Waterproof Cruises

Polar Diving

Expert advise on Cold Water Diving in Antarctica and the Arctic.

Call us for expert advise on +31 (0) 858 771 583

Contact us to book now

Polar Diving Information

Requirements for Polar Diving

These voyages are not for beginners, you'll have to be an experienced diver (Open Water Advanced) and must be familiar with cold water diving and dry suit diving (at least 20 certifiied dry suit dives). Before departure you will have to show an internationally accepted diving certificate, diver's log book and a Medical Form approved and signed  by your doctor, stating that you are physically healthy to practice scuba diving.

Participants must demonstrate capability in the primary skills required by cold water diving:
Cleaning the mask out of water
Changing the main regulator to the reserve and vice versa
Tapping into the buddy reserve regulator
Conducting an emergency rising to the surface breathing by means of the buddy reserve regulator
Buoyancy Control
Communicating with the buddy and with the tender

It will be necessary to demonstrate these abilities to the Dive Staff in the course of the check dive.
Divers without the necessary experience are kindly asked to abort diving and join the landpgramme for non-divers.

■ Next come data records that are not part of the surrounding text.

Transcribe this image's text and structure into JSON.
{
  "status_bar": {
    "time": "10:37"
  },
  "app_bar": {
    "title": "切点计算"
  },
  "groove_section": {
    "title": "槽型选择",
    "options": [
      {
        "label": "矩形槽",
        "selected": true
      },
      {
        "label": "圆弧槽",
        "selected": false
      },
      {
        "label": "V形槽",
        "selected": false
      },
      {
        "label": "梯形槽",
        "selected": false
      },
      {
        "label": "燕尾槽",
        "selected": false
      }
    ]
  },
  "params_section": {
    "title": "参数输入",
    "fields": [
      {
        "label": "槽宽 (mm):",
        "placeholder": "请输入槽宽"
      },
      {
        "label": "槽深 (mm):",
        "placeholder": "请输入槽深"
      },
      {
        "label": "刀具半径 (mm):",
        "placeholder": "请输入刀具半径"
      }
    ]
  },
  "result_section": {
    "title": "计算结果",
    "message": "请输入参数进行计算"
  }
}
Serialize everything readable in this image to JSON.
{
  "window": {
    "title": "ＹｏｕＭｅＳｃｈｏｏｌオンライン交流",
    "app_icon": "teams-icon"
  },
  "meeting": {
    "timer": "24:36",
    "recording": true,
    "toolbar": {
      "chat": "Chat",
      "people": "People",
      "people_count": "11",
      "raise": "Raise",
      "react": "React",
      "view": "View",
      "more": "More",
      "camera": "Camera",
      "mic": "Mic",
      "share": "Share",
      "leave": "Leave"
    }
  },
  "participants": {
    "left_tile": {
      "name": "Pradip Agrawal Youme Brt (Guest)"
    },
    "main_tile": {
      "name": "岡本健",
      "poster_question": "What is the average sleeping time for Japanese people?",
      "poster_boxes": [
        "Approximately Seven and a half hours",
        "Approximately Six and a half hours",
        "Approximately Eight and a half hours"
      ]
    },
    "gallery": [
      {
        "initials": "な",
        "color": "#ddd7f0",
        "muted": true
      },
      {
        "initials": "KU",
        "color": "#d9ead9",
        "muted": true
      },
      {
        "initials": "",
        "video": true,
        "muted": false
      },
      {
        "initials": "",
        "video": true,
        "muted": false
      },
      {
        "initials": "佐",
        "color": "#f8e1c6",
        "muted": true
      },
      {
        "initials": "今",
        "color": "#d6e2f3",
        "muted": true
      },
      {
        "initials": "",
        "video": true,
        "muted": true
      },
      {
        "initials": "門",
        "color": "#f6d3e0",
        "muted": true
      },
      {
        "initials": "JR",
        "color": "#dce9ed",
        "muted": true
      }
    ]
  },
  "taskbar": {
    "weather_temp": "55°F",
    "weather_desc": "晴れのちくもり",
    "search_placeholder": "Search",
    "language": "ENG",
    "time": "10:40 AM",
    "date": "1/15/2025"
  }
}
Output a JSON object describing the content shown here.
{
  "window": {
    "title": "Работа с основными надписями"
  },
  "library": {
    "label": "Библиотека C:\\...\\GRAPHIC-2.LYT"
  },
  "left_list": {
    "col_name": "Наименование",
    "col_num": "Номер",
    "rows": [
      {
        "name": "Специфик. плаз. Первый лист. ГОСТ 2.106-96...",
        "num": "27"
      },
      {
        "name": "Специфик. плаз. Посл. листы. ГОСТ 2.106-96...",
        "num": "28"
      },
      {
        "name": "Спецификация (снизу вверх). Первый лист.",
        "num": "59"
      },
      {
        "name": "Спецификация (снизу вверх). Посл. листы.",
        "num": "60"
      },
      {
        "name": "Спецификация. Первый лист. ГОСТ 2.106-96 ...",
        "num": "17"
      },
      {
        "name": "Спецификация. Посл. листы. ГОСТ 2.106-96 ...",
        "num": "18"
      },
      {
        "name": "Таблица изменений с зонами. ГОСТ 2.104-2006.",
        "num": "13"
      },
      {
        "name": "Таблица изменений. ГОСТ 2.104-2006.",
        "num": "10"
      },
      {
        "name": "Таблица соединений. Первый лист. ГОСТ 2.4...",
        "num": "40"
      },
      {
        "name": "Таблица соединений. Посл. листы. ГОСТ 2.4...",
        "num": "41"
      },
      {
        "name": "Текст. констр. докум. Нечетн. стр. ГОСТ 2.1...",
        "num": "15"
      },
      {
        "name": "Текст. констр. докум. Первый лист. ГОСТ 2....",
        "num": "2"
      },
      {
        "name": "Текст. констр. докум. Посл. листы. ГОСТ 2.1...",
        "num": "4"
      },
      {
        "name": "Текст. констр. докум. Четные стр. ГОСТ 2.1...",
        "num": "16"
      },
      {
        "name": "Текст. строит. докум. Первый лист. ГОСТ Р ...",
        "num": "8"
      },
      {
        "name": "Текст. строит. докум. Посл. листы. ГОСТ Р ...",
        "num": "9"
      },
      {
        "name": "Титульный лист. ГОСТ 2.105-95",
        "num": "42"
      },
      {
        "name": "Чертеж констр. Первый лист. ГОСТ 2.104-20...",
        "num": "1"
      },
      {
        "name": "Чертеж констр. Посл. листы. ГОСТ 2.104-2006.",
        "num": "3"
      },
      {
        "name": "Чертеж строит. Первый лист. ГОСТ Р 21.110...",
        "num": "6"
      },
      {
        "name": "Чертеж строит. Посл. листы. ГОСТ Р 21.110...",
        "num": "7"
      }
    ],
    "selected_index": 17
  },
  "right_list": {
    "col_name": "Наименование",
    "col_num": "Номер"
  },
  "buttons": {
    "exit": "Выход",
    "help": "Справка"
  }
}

Safety First

Diving in these remote Polar areas is no more dangerous than normal scuba diving as long as one important rule is adhered to: Safety First ! All divers looking for dangerous stunts or want to make deep dives are kindly asked to stay at home.
There is no decompression chamber, medical care in these polar regions is almost non-existent and there is hardly any infrastructure. We have a first aid emergency kit and oxygen at hand. We do not accept risky ventures from any of our divers.

Buddy System

We dive in a mandatory 'buddy system'. This is one of the most important rules for our Polar Diving Expeditions. If you don't have a dive-buddy, one will be assigned to you.
There is no ‘in-water’ dive guide leading the dive underwater. The divers are expected to be experienced enough to read their instruments, and look after each other with good buddy technique (arms-length) in order to have a safe dive.